From time to time, I see people lamenting how many sites are “stuck” on old versions of PHP. Other times, I see people dealing with poor (shared) hosting environments, manual deploys with FTP, no local testing environment, and so on. Instead of sitting back and shaking my head, I’ve decided to do something about it.
Date and time manipulation is an area of programming that seems relatively simple on its surface, but lots of danger lurks just out of view. How hard could it possibly be to take a date/time and add 1 day to it? or 1 week? Piece of cake, right? You might do something like this: $eventTime = strtotime('2011-09-15'); //add one day to the date $newEventTime = $eventTime + (24 * 60 * 60); //expects 2011-09-16 and will USUALLY work echo date('Y-m-d', $newEventTime);
I’m a huge fan of php|architect: the magazine, the books, the online training and especially their conferences. Living in the Milwaukee metro area, I have a short 90 minute drive to the flagship php|tek conference they host in Chicago each year. My schedule doesn’t always allow me to attend, but I do everything I can to make it. I’m still putting into practice the things I learned at php|tek 2010 and I regularly keep in touch with the many friends I met there.

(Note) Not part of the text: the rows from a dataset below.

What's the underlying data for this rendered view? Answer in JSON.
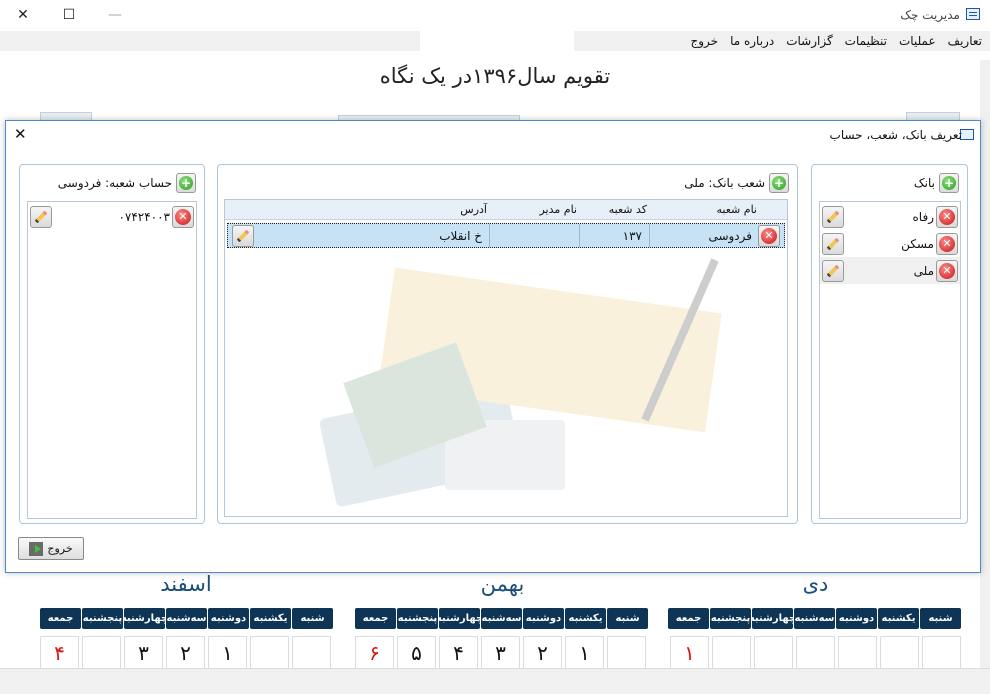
{
  "window": {
    "title": "مدیریت چک",
    "minimize": "—",
    "maximize": "☐",
    "close": "✕"
  },
  "menu": [
    "تعاریف",
    "عملیات",
    "تنظیمات",
    "گزارشات",
    "درباره ما",
    "خروج"
  ],
  "calendar_title": "تقویم سال۱۳۹۶در یک نگاه",
  "dialog": {
    "title": "تعریف بانک، شعب، حساب",
    "close": "✕",
    "bank_panel": {
      "header": "بانک",
      "items": [
        "رفاه",
        "مسکن",
        "ملی"
      ],
      "selected_index": 2
    },
    "branch_panel": {
      "header": "شعب بانک:  ملی",
      "columns": [
        "نام شعبه",
        "کد شعبه",
        "نام مدیر",
        "آدرس"
      ],
      "rows": [
        {
          "name": "فردوسی",
          "code": "۱۳۷",
          "manager": "",
          "address": "خ انقلاب"
        }
      ]
    },
    "account_panel": {
      "header": "حساب شعبه:  فردوسی",
      "items": [
        "۰۷۴۲۴۰۰۳"
      ]
    },
    "exit_label": "خروج"
  },
  "months": [
    {
      "name": "اسفند",
      "weekdays": [
        "شنبه",
        "یکشنبه",
        "دوشنبه",
        "سه‌شنبه",
        "چهارشنبه",
        "پنجشنبه",
        "جمعه"
      ],
      "days": [
        "",
        "",
        "۱",
        "۲",
        "۳",
        "",
        "۴"
      ]
    },
    {
      "name": "بهمن",
      "weekdays": [
        "شنبه",
        "یکشنبه",
        "دوشنبه",
        "سه‌شنبه",
        "چهارشنبه",
        "پنجشنبه",
        "جمعه"
      ],
      "days": [
        "",
        "۱",
        "۲",
        "۳",
        "۴",
        "۵",
        "۶"
      ]
    },
    {
      "name": "دی",
      "weekdays": [
        "شنبه",
        "یکشنبه",
        "دوشنبه",
        "سه‌شنبه",
        "چهارشنبه",
        "پنجشنبه",
        "جمعه"
      ],
      "days": [
        "",
        "",
        "",
        "",
        "",
        "",
        "۱"
      ]
    }
  ],
  "colors": {
    "accent": "#4a8bc9",
    "weekday_header": "#0e3556",
    "friday_red": "#d81818",
    "selection": "#c7e2f5"
  }
}
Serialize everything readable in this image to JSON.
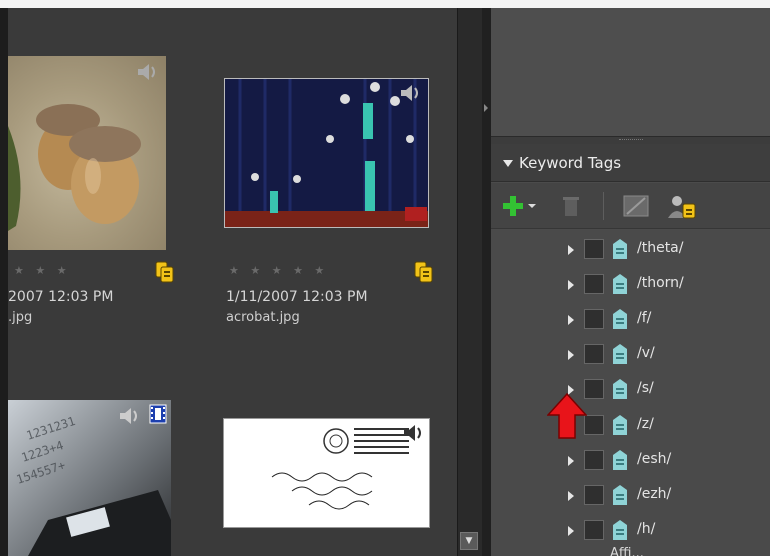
{
  "media": [
    {
      "stars": "★ ★ ★",
      "meta": "2007 12:03 PM",
      "file": ".jpg"
    },
    {
      "stars": "★ ★ ★ ★ ★",
      "meta": "1/11/2007 12:03 PM",
      "file": "acrobat.jpg"
    }
  ],
  "keyword_panel": {
    "title": "Keyword Tags",
    "tags": [
      "/theta/",
      "/thorn/",
      "/f/",
      "/v/",
      "/s/",
      "/z/",
      "/esh/",
      "/ezh/",
      "/h/"
    ],
    "next_partial": "Affi..."
  },
  "colors": {
    "accent_green": "#33c133",
    "tag_teal": "#8fd3d6",
    "badge_yellow": "#f2c318",
    "arrow_red": "#e8141a"
  },
  "icons": [
    "audio-icon",
    "video-icon",
    "tag-badge-icon",
    "add-icon",
    "delete-icon",
    "edit-icon",
    "person-tag-icon",
    "keyword-tag-icon"
  ]
}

WordPress has a concept called shortcodes. They’re very handy for inserting chunks of text or functionality with a simple text syntax. For example, one of the stock shortcodes allows you to type [gallery] in a post where you want a photo gallery to appear. But the real power is exposed when you start building your own shortcodes.